The different conductor types typically used in audio applications. Oxygen free copper was developed in Japan around 1975 as it became increasingly apparent that sound quality was related to the quality of copper and the processing used during cable manufacture. Also around 1975, Hitachi developed their own method for reducing grain or crystal boundaries. Linear Crystal-Oxygen Free Copper (LC-OFC) is Hitachi’s patented process and their exclusive product. After extrusion, the copper wire is re-heated, or annealed, which reduces impurities between the crystal boundaries as the copper crystal grows and leads to a longer grain length.
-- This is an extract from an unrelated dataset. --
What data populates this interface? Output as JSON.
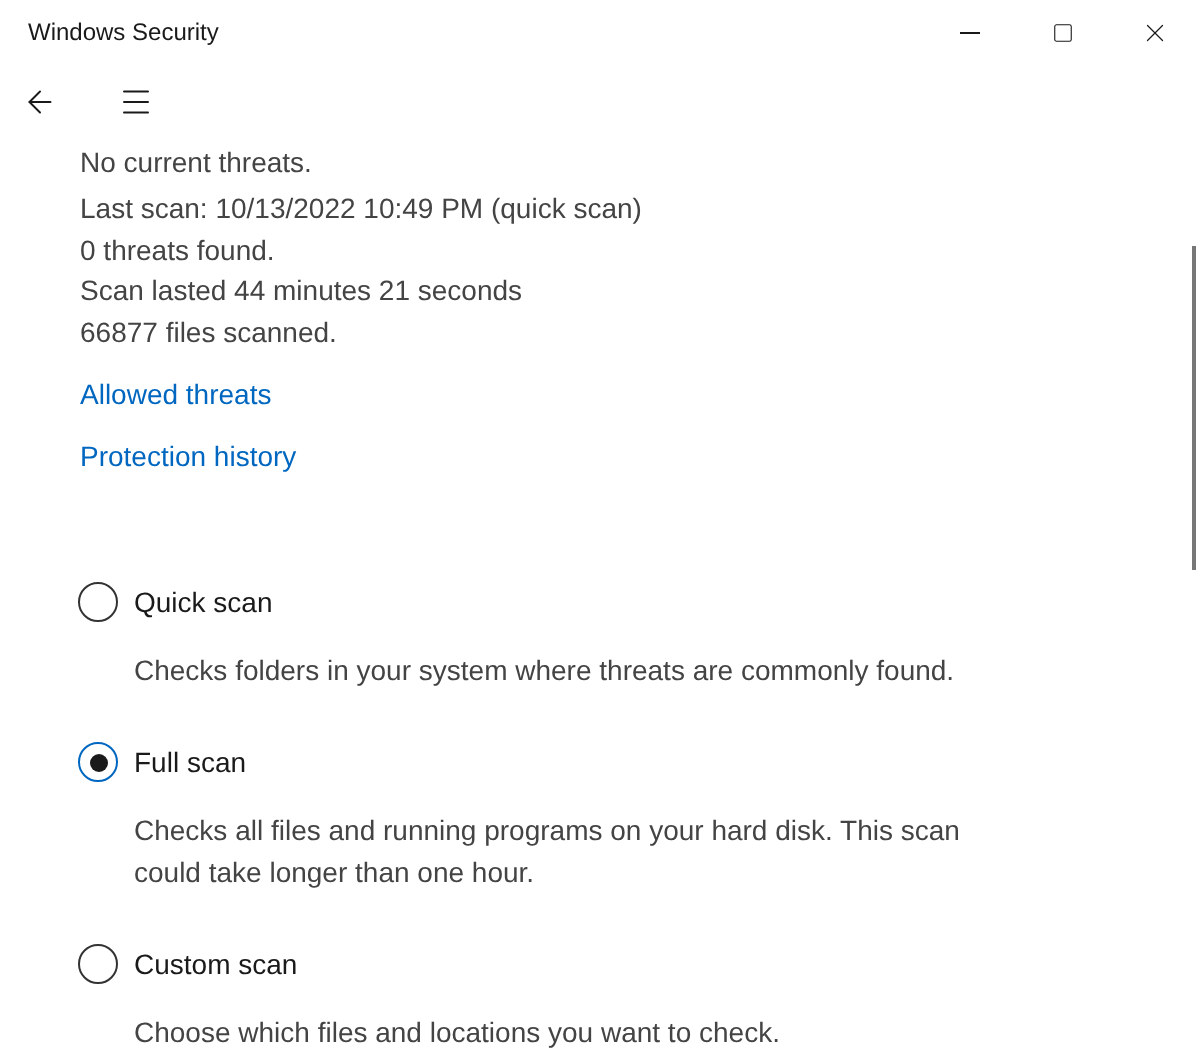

A typical crystal (or grain) in a 1mm diameter LC-OFC conductor is 130 mm long compared to only 4mm (typically) long in TPC or OFC conductors.

Phono cartridge coil wire material is extremely important for the sound quality, always look for LC-OFC or OCC if you want the best!

I am not a fan of Silver Coil wire, but it does make a huge different compared to Copper Coil.

Personally i have compared not only MM with different coil wire, but also LOMC like various Ortofon SPU and the best sounding one was the SPU Spirit with extremely rare 8N Copper Wire.

It’s funny to read a comment that coil wire is not so important from people who’s buying short headshell lead wires just because they are silver, or rewire every tonearm like our Mexican friend.

F-9 Ruby is nothing special, just an overpriced old cartridge with elliptical profile. When i am talking about exotic cantilevers they are paired with exotic diamonds too (not elliptical) when we’re talking about Grace LEVEL II or F12 or F14 models.

I don’t care about refurbished cartridges, they have no value for me.
My passion is original design only.

For those who prefer SoundSmith cantilevers and diamonds for the Grace MM i would recommend to use them with Grace LC-OFC generators for the best result, those generators made only for F14 and LEVEL II (not for the F9). So the F9 is nowhere near the LC-OFC F14 or LEVEL II.

For the owners of the original Grace:
Once you upgrade to the F14 or LEVEL II you don’t want to go back to the F9, believe me. It’s natural progress, they did not just changed the numbers on their cartridgeы with no reason, they are entirely different cartridges with different LC-OFC coils, best cantilevers (Beryllium, Boron, Sapphire and even ceramic) and best diamonds (MicroRidge etc).

Oh, please..."Oxygen-free copper" was and is a marketing tool.  And the Hitachi wire is at best nothing special, if not even inferior to some other choices, like pure silver, in my opinion of course.  Note that Hitachi is no longer in the high end audio business; they didn't exactly take over the world with their copper.Like I said before, I have no doubt that your Grace F14 and Level II cartridges sound wonderful.  Congratulations.  But you don't know exactly why, and neither do I.  Just enjoy them. Correlation is not causation.